The Transpersonal Paradigm

Transpersonal psychology started developing in the 1960s with the advent of many important changes in society; consciousness studies, the rediscovery of spiritual practices from many wisdom traditions, the sexual revolution, environmental activism, psychedelic drugs, feminism – all of these philosophies had an important impact on the development of the Transpersonal philosophy.

The word transpersonal is made up of two parts.  Trans literally means ‘beyond’ and persona means ‘mask’.  So the whole word together means “beyond the mask”.  What this means is that Transpersonal work often moves us into a space that is beyond our normal, everyday understanding of ourselves, beyond our everyday ego or persona (the mask that we wear to get by in the world) and into a Self that is a deeper source of wisdom.  A transpersonal therapist does this by utilising techniques that can temporarily alter the normal everyday state of consciousness that an individual may be limited to in their daily life.  In practice this means that, in an altered state of consciousness they have access to different resources they can bring back to their everyday self.

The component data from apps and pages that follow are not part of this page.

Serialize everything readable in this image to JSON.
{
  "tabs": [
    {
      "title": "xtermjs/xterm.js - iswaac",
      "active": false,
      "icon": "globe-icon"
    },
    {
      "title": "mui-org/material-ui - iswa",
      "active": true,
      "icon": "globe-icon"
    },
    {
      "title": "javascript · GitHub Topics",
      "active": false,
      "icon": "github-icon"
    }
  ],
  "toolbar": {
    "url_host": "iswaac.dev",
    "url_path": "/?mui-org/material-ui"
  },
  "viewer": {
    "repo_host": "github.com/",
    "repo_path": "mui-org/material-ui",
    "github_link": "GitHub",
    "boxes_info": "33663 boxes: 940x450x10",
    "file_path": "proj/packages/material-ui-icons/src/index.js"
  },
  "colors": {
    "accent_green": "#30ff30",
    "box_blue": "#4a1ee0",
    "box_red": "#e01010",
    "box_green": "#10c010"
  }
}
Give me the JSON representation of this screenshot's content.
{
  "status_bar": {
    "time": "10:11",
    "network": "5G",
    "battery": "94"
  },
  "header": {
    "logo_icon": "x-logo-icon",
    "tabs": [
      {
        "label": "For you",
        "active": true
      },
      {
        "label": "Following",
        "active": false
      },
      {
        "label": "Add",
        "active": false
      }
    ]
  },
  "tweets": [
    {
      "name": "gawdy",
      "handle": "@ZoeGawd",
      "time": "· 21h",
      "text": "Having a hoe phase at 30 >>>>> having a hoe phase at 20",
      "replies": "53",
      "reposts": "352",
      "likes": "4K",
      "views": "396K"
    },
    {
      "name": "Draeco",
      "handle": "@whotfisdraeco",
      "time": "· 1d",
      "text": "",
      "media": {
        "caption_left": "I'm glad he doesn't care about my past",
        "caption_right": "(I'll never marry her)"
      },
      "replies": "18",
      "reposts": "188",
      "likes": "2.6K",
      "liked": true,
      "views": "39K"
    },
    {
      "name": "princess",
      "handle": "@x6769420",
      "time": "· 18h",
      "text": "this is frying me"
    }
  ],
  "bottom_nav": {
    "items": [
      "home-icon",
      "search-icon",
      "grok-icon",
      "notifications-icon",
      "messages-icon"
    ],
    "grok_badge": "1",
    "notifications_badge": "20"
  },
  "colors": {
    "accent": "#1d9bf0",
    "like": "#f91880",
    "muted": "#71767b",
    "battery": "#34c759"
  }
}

A simple example of this might be when a person is dreaming vs. when they are awake.  By exploring the symbols that a dream contains, a person can become more aware of hidden potentials that lie within them and incorporate these into their self-image.  Another example could be facilitating a meditative technique for a client to explore and/or address a problem.  Transpersonal therapists are therefore trained in many different types of state change technologies and therapeutic techniques.  Transpersonal therapy has a lot in common with shamanism, in that a shaman helps to facilitate a journey into a different reality for someone seeking healing.  Just so, a transpersonal therapist facilitates an altered state of consciousness for a client and assists them to retrieve personal resources.

Transpersonal therapy is also a holistic framework.  It sees the body, the mind and the environment as an interconnected whole and works help clients achieve integration between these parts.  Transpersonal work is also psycho-spiritual, meaning it acknowledges both the psychological and spiritual domains of life as equally real and equally important.  So a good transpersonal therapist has training in providing good psychological support to people, but also in developing their spiritual nature.  Transpersonal therapists draw on techniques from many of the world’s wisdom practices, like meditation and ritual, to facilitate change for clients.